- **ASSIGNMENT**:
Would you copy all lines in the data that contain the word "springframework"?

- **Data records for software interfaces**:

----

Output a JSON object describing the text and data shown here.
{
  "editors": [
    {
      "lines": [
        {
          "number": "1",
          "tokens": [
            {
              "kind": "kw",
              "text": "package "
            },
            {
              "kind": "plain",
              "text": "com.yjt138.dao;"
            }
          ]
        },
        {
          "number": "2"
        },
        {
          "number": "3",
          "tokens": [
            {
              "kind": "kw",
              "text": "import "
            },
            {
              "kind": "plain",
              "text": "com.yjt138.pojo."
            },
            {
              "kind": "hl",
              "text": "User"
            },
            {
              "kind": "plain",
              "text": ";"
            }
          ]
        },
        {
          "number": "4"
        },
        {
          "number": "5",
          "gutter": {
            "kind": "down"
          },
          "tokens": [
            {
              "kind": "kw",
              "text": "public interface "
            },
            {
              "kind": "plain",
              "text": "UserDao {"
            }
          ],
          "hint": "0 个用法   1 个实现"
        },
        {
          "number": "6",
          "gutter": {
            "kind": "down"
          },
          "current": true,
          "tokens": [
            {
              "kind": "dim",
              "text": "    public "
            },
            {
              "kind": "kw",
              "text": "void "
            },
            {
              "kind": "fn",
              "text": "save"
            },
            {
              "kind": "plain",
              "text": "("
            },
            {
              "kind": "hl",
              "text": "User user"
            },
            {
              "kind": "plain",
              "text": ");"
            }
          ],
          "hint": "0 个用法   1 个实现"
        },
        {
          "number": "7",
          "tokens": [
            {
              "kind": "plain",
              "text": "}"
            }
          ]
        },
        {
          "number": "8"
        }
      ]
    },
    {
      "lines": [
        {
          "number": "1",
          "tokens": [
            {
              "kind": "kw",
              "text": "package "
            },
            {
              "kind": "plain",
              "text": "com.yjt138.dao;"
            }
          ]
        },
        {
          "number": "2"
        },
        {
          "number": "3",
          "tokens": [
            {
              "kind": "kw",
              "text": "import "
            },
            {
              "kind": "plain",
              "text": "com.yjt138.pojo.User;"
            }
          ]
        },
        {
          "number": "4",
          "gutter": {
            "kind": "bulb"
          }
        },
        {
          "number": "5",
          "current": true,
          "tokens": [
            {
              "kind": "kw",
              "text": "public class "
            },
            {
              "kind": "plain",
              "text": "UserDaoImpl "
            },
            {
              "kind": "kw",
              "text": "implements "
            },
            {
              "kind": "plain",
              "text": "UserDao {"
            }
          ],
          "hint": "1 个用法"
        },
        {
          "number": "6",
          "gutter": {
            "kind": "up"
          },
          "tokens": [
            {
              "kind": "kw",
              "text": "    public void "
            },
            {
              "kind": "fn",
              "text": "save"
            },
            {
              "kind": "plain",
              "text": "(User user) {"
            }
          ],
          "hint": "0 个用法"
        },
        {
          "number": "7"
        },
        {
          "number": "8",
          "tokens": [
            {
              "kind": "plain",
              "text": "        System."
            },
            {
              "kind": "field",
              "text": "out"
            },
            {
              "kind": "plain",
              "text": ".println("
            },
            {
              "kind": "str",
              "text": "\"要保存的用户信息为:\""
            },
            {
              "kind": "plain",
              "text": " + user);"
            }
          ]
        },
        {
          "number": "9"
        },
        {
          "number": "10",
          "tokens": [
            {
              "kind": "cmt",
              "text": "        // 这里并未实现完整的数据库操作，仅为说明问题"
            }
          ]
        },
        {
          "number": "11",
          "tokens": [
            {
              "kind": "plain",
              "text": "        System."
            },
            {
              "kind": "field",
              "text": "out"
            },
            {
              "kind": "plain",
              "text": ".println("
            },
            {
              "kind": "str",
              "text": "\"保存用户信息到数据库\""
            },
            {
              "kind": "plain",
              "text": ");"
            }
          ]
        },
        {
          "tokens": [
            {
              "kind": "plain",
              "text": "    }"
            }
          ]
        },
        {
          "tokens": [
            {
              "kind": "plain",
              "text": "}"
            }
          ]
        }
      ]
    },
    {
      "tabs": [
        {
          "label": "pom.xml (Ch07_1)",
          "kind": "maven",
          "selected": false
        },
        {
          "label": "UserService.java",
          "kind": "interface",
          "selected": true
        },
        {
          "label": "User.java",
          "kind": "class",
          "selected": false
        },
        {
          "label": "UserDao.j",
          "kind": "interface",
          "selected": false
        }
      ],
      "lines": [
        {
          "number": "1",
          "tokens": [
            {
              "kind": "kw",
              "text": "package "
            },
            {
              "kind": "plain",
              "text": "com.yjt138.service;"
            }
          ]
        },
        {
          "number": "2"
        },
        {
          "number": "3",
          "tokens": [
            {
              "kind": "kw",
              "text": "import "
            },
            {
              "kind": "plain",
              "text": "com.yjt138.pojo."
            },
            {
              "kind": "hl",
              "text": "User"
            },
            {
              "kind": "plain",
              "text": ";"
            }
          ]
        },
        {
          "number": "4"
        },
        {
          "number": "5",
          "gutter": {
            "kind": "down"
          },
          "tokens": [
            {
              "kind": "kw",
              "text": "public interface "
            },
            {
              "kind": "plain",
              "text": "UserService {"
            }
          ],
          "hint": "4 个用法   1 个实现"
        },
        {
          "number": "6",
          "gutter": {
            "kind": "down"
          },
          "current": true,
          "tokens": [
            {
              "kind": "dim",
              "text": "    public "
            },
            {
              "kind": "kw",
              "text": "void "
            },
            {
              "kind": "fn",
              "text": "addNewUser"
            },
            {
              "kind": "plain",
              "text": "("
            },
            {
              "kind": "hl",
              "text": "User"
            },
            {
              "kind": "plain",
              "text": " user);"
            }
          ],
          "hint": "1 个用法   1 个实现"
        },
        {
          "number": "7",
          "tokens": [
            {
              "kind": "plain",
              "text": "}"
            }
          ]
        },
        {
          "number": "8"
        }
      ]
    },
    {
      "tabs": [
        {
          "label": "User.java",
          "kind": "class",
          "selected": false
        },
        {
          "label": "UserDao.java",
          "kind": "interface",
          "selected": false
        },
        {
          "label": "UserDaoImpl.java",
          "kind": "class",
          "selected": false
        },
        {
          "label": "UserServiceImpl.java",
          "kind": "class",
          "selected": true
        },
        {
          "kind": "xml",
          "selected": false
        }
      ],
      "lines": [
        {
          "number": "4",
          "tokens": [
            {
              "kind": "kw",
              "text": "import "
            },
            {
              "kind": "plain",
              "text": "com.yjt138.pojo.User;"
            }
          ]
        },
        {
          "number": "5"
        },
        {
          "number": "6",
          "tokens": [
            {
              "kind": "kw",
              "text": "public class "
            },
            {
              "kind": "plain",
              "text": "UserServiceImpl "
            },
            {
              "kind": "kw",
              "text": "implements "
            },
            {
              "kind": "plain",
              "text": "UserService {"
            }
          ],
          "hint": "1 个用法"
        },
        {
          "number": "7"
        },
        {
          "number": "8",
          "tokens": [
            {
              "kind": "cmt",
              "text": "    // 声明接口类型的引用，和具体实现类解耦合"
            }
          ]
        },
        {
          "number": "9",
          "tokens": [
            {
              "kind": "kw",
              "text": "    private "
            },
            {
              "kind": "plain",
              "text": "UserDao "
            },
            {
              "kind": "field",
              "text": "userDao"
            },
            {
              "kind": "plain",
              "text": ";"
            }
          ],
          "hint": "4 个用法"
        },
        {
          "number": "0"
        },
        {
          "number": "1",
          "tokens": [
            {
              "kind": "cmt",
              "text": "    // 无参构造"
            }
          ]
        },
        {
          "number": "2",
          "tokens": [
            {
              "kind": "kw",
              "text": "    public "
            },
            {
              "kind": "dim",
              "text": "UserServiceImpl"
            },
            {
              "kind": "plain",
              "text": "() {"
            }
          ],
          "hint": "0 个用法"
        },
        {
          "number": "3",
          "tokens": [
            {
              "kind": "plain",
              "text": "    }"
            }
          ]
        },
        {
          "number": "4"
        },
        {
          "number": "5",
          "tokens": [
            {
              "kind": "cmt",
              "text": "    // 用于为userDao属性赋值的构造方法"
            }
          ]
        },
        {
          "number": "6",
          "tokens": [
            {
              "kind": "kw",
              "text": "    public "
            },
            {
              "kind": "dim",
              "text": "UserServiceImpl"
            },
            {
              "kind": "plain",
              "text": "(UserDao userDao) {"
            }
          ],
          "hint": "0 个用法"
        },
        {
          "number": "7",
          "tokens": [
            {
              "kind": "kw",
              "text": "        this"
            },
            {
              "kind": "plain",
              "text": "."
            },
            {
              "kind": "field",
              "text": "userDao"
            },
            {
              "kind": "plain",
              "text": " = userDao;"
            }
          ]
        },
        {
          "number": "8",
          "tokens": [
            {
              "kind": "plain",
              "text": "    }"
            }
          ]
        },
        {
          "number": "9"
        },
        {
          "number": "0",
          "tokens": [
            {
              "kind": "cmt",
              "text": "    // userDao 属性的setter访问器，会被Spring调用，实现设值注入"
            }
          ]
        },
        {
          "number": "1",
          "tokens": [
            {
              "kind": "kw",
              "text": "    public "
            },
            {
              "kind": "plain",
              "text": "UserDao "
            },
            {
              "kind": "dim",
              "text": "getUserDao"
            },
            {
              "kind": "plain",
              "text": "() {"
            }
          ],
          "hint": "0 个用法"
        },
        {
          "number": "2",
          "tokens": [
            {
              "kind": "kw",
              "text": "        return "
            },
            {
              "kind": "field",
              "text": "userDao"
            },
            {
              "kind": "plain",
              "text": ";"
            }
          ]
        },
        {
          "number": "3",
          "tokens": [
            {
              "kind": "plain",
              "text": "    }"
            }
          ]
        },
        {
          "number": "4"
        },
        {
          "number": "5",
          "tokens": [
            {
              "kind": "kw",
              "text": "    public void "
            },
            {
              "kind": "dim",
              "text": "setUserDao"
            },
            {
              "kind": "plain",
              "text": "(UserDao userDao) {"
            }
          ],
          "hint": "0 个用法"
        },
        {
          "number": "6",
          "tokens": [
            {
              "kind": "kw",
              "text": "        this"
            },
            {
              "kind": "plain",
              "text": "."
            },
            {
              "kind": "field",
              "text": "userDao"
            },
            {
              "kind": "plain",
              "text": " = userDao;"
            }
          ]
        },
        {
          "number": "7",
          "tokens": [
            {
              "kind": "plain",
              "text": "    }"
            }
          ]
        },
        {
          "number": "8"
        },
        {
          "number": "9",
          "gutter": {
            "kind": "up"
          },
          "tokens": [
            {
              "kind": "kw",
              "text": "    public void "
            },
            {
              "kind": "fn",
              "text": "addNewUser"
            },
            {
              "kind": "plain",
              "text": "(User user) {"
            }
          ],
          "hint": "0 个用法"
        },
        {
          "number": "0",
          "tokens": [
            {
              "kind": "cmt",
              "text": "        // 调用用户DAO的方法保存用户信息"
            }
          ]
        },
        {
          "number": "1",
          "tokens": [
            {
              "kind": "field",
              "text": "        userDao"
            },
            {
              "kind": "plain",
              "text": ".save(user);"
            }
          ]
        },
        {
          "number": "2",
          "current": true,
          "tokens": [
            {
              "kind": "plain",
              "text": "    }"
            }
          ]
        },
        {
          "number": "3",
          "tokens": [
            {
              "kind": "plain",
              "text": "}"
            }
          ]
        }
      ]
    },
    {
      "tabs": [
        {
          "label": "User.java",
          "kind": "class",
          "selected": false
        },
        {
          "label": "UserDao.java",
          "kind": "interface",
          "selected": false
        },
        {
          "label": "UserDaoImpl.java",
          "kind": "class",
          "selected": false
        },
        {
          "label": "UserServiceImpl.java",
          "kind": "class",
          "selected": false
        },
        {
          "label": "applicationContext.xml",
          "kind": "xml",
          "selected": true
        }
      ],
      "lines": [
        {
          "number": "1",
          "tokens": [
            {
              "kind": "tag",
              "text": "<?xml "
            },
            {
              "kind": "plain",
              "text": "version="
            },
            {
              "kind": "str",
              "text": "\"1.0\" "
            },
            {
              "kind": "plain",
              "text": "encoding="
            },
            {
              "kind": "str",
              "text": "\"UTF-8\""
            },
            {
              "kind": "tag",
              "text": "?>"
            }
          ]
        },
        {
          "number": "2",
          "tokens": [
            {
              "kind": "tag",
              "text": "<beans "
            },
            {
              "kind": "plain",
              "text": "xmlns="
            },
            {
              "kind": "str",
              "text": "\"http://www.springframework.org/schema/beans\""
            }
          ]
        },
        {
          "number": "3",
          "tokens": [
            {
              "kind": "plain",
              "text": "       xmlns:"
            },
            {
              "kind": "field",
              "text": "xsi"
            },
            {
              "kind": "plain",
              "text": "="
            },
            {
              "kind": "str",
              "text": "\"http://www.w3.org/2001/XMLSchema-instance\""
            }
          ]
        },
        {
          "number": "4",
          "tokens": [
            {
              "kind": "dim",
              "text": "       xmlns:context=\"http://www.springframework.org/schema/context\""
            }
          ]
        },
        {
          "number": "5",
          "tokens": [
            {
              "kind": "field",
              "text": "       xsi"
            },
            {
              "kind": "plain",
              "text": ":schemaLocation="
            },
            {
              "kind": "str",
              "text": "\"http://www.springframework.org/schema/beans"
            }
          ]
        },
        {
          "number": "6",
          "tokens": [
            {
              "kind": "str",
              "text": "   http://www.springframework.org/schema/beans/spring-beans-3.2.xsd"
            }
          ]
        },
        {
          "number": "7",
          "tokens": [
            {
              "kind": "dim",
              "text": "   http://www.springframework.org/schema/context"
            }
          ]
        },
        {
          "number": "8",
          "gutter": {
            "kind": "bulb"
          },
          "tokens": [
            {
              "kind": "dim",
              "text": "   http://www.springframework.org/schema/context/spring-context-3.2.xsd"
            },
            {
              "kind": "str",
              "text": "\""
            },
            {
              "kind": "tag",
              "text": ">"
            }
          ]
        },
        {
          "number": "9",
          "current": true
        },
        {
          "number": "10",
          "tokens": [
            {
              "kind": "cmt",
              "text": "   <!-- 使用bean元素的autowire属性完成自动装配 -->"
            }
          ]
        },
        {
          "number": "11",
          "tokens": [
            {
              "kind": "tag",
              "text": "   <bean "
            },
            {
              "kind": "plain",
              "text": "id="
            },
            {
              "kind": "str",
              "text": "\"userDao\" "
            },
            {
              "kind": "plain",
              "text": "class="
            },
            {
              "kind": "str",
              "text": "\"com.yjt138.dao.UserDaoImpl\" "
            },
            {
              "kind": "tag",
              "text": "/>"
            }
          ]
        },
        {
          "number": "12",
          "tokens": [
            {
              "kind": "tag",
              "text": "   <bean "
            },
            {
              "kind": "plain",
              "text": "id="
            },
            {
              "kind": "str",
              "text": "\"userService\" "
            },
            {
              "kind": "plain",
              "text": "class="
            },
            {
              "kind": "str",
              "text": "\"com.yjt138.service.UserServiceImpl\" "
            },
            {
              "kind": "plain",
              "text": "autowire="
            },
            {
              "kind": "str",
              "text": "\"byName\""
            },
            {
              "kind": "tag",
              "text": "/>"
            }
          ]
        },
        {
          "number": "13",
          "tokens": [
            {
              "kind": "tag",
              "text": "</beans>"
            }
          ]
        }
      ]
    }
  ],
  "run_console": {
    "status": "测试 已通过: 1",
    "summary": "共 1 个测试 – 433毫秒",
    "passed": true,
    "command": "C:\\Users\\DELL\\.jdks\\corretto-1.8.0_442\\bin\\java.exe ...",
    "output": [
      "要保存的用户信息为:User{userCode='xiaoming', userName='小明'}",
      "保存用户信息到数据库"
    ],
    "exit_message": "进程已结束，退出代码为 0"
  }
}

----

- **YOUR RESPONSE**:
              "text": "\"http://www.springframework.org/schema/beans\""
              "text": "       xmlns:context=\"http://www.springframework.org/schema/context\""
              "text": "\"http://www.springframework.org/schema/beans"
              "text": "   http://www.springframework.org/schema/beans/spring-beans-3.2.xsd"
              "text": "   http://www.springframework.org/schema/context"
              "text": "   http://www.springframework.org/schema/context/spring-context-3.2.xsd"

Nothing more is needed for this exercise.